▶ **INSTRUCTIONS FOR THE TASK**:
Show every line of the data below that includes the word "RoboChallenge".

▶ **SOURCE MATERIAL**:
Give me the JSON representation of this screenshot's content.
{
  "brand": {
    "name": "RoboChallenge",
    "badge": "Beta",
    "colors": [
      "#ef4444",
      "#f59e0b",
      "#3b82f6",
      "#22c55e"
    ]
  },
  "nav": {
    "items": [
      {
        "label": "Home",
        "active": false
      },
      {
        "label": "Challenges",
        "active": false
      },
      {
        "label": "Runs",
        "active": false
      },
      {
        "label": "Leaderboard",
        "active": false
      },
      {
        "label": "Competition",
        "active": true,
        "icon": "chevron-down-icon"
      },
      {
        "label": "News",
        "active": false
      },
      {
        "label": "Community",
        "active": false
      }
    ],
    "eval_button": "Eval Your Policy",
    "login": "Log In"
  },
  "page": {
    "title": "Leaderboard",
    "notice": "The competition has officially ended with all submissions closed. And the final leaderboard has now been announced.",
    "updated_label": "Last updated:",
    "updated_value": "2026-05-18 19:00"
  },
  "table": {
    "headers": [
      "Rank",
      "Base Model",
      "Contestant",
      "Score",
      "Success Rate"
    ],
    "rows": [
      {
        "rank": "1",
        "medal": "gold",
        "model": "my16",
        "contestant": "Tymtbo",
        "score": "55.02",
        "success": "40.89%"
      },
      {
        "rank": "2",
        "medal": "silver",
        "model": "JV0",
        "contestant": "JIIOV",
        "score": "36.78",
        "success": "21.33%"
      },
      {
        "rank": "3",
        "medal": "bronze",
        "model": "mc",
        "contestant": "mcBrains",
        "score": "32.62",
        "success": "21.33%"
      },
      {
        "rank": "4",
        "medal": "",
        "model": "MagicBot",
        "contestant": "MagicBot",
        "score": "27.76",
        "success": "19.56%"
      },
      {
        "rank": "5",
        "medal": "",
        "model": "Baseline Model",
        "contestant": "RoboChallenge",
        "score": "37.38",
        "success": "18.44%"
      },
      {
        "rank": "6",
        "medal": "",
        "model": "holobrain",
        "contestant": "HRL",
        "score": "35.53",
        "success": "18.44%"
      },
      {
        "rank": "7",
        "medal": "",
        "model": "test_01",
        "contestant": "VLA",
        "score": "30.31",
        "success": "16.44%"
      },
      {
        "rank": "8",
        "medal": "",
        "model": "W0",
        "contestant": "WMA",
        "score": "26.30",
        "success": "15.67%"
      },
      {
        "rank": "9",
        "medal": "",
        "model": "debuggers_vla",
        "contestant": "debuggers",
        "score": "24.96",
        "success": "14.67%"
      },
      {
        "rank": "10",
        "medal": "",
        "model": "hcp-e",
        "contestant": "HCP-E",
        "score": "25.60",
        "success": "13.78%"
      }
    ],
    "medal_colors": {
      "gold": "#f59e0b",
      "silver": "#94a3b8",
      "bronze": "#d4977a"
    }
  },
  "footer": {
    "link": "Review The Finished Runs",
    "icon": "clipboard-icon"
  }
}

▶ **EXERCISE SOLUTION**:
    "name": "RoboChallenge",
        "contestant": "RoboChallenge",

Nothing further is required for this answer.